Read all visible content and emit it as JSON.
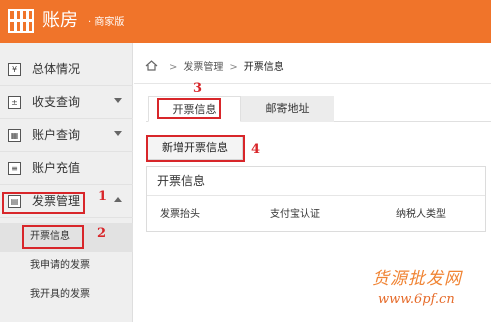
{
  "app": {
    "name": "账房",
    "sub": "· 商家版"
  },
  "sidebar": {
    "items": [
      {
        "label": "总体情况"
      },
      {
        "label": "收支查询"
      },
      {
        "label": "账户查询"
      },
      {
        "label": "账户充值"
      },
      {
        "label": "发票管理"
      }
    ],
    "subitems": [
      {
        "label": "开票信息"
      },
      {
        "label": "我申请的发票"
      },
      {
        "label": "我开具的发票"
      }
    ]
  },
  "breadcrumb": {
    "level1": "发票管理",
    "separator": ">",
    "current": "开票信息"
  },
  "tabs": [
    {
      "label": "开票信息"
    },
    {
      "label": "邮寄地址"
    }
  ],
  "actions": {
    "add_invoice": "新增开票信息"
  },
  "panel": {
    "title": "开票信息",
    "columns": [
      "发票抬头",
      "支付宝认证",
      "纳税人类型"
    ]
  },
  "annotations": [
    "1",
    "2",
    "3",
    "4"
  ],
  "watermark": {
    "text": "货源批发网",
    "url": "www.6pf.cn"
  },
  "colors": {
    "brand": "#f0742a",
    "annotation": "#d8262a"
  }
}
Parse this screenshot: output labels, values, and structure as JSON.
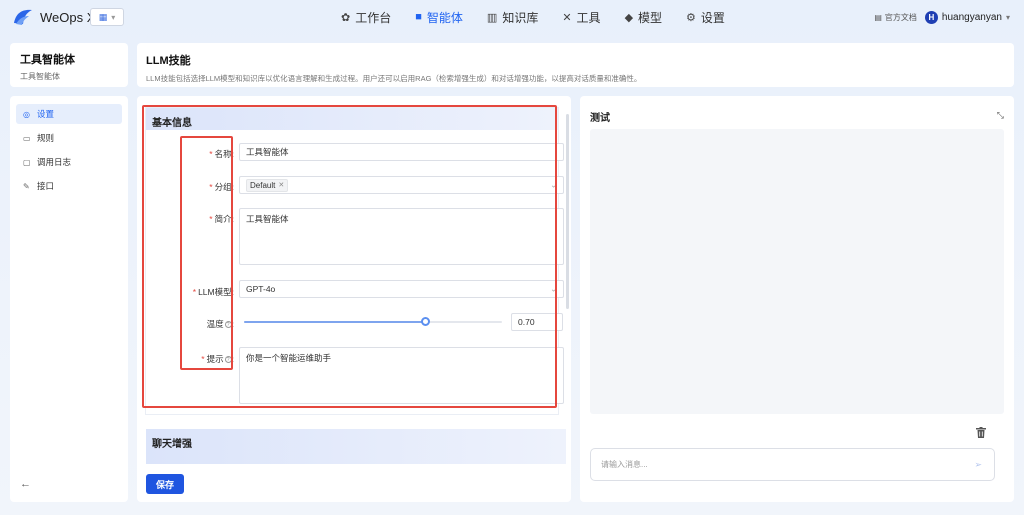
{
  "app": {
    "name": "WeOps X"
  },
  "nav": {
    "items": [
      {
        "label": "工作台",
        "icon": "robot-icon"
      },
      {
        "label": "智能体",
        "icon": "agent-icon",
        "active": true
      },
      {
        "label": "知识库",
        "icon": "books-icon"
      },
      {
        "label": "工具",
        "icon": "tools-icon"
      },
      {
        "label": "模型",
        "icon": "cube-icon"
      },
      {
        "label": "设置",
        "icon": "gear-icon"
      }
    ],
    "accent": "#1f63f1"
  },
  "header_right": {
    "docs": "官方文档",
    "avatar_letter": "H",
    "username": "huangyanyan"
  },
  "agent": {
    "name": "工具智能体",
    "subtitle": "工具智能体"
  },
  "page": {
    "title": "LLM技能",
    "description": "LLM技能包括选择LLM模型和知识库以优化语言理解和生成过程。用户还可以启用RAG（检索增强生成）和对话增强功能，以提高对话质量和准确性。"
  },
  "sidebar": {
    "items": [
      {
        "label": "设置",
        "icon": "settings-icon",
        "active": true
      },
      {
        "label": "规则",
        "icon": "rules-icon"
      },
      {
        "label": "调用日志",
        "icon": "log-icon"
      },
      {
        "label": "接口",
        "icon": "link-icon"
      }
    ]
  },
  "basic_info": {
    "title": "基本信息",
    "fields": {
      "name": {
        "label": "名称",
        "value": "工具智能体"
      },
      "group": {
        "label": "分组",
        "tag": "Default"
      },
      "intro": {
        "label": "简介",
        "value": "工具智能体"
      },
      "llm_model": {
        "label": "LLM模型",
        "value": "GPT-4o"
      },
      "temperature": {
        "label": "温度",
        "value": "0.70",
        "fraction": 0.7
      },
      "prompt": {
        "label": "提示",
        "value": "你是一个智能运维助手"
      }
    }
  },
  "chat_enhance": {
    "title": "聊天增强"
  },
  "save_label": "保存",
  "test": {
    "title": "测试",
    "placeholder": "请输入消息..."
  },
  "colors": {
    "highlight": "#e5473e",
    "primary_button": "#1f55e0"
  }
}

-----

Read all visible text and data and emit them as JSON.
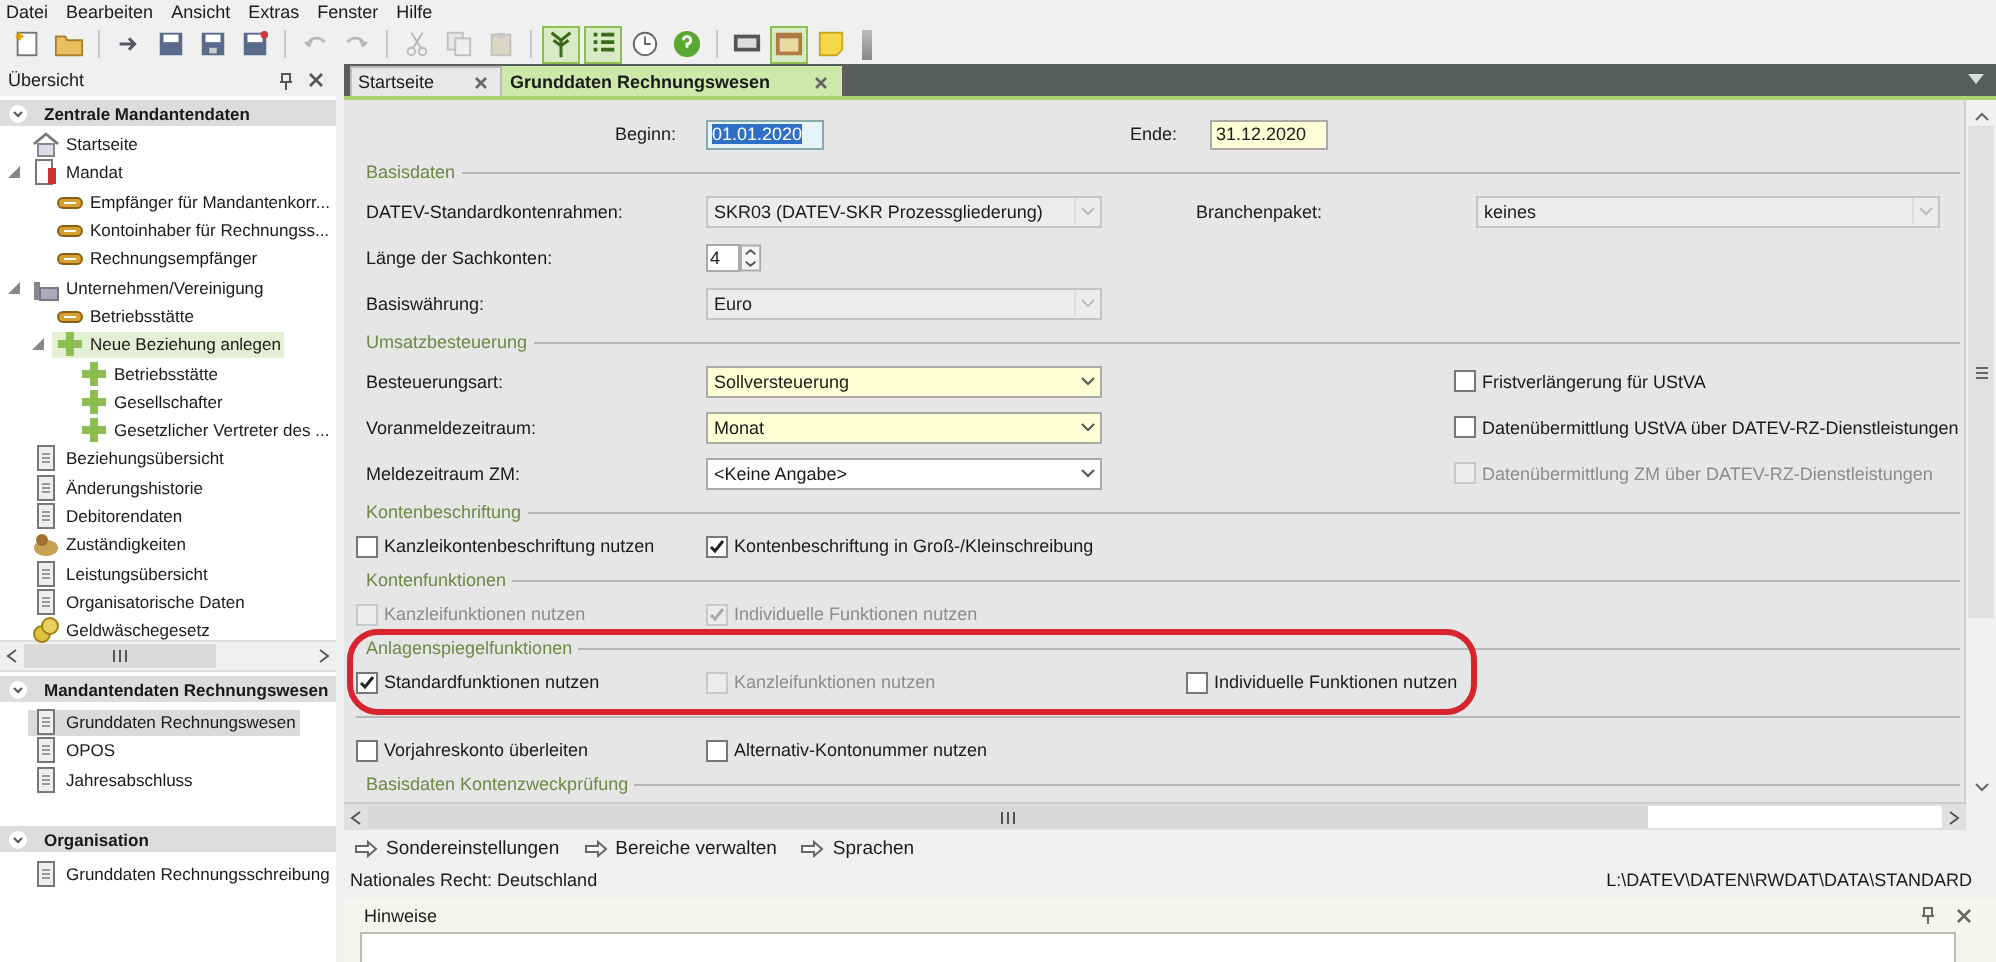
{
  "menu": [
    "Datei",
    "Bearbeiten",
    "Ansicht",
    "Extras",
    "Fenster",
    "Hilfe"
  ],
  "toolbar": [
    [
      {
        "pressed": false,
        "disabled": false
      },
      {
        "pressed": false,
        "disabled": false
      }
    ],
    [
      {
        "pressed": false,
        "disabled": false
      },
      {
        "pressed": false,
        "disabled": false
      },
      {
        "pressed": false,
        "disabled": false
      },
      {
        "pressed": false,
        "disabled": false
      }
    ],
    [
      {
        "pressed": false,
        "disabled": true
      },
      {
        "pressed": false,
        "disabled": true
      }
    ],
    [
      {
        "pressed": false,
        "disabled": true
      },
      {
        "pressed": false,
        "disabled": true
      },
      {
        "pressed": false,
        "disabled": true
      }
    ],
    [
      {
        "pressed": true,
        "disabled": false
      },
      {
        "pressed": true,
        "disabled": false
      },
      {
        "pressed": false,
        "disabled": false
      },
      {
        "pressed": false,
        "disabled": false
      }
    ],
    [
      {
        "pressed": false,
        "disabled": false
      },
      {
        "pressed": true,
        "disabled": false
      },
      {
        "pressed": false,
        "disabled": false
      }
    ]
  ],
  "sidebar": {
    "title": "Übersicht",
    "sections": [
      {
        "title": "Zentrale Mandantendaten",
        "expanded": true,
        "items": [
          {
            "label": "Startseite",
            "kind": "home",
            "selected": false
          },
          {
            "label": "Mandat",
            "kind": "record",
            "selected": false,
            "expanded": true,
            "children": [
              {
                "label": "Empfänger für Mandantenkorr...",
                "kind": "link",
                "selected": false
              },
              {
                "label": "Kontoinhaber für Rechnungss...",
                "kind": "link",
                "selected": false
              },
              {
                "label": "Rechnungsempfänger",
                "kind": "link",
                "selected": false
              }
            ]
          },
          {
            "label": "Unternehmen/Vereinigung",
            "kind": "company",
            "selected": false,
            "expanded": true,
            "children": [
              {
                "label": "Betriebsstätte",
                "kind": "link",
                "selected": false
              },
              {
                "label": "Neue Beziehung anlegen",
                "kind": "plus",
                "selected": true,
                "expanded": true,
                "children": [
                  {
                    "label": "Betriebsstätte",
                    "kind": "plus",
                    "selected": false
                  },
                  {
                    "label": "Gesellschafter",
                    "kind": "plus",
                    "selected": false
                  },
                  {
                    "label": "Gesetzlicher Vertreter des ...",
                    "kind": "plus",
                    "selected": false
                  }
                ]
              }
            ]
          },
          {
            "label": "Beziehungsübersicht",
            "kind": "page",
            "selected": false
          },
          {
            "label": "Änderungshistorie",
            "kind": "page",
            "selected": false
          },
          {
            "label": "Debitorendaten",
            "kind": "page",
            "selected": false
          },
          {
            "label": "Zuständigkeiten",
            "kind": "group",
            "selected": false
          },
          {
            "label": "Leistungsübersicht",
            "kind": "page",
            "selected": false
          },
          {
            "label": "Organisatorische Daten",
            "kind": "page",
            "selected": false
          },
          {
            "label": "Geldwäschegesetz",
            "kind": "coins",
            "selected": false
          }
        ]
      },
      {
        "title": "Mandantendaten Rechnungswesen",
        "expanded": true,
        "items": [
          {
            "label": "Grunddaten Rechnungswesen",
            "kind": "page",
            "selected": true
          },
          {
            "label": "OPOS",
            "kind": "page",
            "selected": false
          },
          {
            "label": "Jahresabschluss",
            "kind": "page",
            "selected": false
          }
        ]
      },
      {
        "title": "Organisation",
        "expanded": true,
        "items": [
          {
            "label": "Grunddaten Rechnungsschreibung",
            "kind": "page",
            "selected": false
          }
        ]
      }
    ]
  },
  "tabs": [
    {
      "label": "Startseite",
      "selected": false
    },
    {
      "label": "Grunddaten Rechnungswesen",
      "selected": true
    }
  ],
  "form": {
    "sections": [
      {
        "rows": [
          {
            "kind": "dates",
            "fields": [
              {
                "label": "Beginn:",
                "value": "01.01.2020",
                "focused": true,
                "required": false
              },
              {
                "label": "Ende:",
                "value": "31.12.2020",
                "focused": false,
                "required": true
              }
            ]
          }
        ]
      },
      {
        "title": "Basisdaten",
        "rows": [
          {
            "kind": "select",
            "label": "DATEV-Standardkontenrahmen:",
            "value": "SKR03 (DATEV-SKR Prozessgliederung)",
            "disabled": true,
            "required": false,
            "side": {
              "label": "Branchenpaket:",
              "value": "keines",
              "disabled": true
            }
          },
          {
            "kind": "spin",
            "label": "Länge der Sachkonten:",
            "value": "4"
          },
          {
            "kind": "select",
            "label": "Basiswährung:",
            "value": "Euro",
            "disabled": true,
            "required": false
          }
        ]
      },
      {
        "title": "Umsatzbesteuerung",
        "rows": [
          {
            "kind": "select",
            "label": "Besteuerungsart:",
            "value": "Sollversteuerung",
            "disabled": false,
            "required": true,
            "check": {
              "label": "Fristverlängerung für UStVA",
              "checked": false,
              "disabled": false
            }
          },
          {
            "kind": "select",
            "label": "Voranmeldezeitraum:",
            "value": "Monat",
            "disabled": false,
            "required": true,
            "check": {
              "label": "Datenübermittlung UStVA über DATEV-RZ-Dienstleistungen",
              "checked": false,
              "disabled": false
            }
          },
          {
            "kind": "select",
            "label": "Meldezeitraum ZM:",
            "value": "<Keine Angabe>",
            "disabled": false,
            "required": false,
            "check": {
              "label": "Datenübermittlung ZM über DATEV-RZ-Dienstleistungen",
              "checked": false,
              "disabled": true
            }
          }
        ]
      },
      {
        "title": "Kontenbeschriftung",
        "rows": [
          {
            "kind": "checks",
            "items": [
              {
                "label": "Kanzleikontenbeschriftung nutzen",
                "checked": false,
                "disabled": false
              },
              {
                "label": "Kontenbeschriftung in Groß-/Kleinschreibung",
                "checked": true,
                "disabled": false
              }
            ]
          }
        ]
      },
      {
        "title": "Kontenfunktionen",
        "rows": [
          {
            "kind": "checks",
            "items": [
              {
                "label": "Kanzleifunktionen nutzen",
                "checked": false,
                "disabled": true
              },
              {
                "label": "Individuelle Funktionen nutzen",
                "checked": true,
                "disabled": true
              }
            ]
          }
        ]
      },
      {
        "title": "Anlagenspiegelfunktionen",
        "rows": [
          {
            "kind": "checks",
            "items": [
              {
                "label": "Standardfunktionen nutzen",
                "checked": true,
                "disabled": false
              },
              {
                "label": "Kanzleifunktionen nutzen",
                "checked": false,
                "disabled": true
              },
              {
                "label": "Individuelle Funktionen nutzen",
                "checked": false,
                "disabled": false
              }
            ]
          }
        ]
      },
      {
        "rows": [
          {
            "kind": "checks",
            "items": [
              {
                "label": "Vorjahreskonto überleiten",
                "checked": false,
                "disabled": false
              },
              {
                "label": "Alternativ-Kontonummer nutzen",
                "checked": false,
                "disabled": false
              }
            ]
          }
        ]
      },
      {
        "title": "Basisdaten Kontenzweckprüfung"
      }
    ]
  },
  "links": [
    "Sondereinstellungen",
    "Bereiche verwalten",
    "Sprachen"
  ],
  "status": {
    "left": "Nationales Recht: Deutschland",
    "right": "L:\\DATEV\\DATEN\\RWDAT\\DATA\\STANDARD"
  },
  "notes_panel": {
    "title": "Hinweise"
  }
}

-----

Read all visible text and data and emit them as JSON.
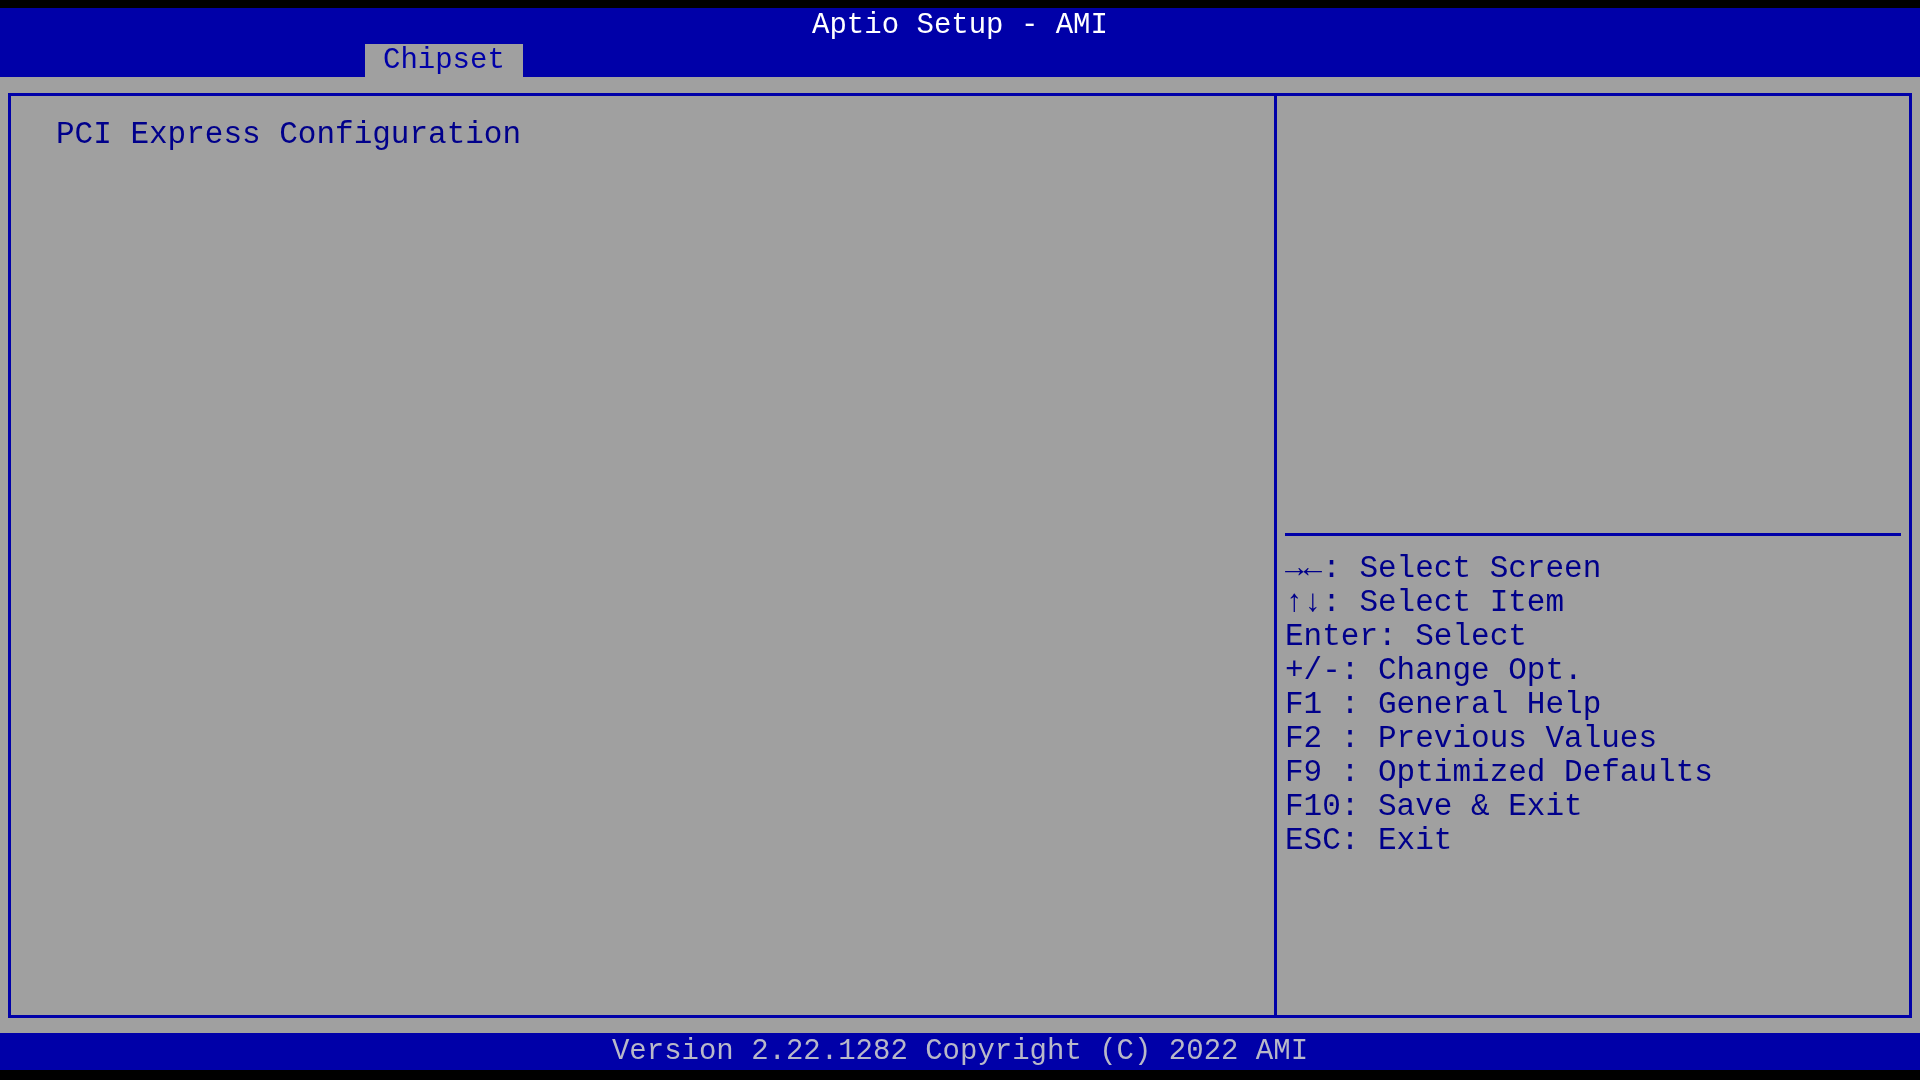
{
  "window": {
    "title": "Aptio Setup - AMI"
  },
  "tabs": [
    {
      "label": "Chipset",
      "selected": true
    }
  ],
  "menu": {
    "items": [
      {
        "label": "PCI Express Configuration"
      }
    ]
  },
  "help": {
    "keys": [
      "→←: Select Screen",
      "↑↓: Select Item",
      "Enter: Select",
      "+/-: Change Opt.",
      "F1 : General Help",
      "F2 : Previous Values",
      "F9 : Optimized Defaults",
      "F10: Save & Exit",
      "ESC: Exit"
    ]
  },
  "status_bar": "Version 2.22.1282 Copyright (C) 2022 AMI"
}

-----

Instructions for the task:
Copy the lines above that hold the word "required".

Exercise response:
                "required": false
                "required": true
            "required": false,
            "required": false
            "required": true,
            "required": true,
            "required": false,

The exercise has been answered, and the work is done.